**Data for analysis:**
____________________
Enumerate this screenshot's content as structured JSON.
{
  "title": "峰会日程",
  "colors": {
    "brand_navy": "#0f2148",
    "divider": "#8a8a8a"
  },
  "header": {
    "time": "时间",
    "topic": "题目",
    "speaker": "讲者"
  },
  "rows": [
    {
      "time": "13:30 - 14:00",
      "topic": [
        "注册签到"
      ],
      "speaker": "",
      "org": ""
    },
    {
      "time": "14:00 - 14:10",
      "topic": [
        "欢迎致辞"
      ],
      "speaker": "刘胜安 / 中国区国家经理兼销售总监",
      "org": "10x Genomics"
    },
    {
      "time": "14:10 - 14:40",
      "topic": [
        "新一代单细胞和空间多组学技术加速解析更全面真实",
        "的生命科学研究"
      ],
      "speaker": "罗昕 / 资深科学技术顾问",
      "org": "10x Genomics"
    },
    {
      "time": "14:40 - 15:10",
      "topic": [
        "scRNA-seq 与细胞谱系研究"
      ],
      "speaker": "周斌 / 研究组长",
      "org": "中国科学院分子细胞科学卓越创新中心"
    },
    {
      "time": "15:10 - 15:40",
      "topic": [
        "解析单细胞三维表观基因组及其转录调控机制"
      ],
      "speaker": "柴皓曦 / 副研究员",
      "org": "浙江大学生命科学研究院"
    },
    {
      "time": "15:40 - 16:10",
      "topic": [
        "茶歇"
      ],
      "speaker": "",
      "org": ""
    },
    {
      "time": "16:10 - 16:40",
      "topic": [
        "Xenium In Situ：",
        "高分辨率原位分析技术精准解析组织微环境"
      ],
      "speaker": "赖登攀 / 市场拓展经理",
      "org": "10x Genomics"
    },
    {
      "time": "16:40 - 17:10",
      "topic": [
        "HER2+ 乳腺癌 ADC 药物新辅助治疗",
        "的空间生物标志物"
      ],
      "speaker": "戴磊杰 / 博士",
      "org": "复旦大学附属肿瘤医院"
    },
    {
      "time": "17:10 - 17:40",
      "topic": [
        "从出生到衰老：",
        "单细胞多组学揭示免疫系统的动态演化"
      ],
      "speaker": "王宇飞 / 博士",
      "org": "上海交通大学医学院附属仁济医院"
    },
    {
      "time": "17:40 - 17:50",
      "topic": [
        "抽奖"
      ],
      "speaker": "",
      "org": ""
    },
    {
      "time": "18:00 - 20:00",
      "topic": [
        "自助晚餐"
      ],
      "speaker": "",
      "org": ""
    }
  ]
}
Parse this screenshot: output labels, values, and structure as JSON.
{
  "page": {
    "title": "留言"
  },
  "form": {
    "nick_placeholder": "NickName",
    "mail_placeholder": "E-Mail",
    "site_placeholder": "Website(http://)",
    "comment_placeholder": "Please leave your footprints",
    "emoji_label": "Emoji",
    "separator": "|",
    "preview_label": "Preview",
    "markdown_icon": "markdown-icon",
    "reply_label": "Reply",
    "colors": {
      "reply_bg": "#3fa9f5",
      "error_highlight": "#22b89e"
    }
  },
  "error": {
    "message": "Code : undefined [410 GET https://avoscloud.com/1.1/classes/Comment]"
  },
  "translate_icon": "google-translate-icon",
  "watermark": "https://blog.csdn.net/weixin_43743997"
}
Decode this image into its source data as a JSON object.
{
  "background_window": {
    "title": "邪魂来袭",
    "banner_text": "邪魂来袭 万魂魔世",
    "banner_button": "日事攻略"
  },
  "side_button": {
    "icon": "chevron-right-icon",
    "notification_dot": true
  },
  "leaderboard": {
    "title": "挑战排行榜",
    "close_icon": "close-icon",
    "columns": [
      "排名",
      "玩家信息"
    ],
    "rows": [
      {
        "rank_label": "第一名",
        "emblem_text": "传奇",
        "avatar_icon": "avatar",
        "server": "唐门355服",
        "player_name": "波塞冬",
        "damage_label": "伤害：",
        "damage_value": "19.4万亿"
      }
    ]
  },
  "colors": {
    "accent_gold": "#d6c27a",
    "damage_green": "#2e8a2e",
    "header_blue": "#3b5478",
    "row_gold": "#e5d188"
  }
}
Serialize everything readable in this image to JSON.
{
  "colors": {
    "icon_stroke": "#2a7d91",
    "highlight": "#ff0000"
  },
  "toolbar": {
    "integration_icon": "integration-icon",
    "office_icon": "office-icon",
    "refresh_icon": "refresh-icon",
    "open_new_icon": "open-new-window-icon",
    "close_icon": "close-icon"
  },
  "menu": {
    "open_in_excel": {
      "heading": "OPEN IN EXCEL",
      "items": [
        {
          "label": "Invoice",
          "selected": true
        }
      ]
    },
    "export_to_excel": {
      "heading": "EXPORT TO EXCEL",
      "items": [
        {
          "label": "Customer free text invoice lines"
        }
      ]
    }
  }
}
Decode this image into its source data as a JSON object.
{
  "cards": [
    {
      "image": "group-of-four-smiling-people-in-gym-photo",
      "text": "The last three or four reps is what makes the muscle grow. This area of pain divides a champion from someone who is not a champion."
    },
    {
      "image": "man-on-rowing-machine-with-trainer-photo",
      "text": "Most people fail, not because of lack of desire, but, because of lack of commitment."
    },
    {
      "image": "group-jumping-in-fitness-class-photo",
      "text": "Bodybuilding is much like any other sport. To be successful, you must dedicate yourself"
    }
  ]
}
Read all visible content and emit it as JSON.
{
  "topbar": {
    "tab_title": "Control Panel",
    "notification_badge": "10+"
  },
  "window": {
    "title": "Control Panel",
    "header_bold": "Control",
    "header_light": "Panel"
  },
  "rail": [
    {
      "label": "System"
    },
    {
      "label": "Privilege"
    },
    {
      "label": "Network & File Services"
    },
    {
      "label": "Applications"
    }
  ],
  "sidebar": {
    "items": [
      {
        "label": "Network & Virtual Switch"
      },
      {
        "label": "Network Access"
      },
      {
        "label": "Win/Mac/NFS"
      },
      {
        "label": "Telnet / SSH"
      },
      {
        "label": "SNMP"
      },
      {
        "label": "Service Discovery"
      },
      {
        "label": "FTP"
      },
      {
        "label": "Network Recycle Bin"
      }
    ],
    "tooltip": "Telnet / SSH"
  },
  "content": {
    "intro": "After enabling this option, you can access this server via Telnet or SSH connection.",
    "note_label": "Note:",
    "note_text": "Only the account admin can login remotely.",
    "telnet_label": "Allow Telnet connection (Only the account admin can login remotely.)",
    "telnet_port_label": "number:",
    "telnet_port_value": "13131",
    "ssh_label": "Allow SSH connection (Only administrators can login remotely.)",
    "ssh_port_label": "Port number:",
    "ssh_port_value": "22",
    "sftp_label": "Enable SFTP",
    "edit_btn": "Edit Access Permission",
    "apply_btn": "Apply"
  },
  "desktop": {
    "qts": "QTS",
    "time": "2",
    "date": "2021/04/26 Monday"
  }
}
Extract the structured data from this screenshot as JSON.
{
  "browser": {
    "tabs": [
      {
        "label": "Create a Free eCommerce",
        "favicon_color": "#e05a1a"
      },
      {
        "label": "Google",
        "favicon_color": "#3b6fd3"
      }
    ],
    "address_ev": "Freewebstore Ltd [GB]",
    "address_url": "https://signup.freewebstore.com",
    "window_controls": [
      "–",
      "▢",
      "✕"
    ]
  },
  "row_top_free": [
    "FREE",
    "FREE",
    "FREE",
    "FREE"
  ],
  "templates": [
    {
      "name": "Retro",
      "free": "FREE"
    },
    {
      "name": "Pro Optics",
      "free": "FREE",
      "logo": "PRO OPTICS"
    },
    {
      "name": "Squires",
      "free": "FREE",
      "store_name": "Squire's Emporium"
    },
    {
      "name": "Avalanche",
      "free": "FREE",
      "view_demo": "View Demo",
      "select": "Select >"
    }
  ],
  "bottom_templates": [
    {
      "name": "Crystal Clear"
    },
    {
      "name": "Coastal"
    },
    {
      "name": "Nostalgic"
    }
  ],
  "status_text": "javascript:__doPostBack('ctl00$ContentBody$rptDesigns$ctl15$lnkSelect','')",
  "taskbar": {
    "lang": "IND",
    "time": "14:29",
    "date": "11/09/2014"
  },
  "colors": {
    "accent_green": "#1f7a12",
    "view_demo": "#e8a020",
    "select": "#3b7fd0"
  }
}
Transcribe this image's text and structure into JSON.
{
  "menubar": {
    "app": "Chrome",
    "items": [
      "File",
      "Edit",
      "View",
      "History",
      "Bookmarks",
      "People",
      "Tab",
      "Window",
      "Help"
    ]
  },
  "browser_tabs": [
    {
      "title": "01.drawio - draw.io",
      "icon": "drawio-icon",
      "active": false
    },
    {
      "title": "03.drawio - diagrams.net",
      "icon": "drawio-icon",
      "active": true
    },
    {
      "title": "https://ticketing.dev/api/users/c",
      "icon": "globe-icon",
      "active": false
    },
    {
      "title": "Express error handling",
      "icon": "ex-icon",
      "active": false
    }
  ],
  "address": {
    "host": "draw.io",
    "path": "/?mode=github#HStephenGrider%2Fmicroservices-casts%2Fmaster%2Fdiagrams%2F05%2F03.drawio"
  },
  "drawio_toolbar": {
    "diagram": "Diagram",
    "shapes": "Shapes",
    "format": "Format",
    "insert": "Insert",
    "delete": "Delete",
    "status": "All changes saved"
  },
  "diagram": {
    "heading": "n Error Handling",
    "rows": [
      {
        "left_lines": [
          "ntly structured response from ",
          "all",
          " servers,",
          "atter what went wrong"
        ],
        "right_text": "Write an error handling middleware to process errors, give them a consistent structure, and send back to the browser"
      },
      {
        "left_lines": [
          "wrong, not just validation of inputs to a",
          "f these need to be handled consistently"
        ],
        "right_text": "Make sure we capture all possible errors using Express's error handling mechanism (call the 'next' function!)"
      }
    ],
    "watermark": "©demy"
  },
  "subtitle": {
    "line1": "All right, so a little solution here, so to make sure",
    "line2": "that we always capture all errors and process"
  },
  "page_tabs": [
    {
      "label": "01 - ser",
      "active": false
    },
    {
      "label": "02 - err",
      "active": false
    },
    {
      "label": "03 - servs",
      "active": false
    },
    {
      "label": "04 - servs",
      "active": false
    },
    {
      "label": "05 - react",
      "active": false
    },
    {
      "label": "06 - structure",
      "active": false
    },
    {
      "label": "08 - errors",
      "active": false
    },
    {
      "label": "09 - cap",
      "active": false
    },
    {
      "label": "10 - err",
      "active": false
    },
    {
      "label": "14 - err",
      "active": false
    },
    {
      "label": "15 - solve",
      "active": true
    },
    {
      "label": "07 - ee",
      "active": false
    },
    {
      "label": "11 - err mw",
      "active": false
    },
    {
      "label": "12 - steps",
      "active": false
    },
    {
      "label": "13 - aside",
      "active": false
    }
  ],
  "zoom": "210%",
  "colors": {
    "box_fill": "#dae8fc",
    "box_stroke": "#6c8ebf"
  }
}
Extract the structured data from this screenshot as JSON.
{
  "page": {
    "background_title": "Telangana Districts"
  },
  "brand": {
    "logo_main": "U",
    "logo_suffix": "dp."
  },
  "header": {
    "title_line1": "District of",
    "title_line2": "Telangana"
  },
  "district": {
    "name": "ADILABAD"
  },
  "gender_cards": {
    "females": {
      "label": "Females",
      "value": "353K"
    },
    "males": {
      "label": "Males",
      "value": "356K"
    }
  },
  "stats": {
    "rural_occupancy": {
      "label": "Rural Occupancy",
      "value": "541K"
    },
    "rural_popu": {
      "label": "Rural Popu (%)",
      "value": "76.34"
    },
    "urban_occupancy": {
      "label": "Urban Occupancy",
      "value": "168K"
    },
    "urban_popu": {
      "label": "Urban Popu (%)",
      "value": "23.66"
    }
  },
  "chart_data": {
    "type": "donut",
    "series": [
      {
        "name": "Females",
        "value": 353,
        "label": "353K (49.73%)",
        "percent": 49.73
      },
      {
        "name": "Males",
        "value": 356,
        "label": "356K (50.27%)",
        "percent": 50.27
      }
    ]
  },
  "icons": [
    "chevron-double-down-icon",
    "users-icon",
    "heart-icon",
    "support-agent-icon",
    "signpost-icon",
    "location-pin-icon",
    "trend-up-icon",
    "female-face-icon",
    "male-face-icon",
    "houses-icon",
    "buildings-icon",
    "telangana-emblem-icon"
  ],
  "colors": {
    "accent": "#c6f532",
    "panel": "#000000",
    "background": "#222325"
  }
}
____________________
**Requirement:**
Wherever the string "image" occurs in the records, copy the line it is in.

**Solved problem:**
Decode this image into its source data as a JSON object.
Serialize everything readable in this image to JSON.
Decode this image into its source data as a JSON object.
      "image": "group-of-four-smiling-people-in-gym-photo",
      "image": "man-on-rowing-machine-with-trainer-photo",
      "image": "group-jumping-in-fitness-class-photo",
Transcribe this image's text and structure into JSON.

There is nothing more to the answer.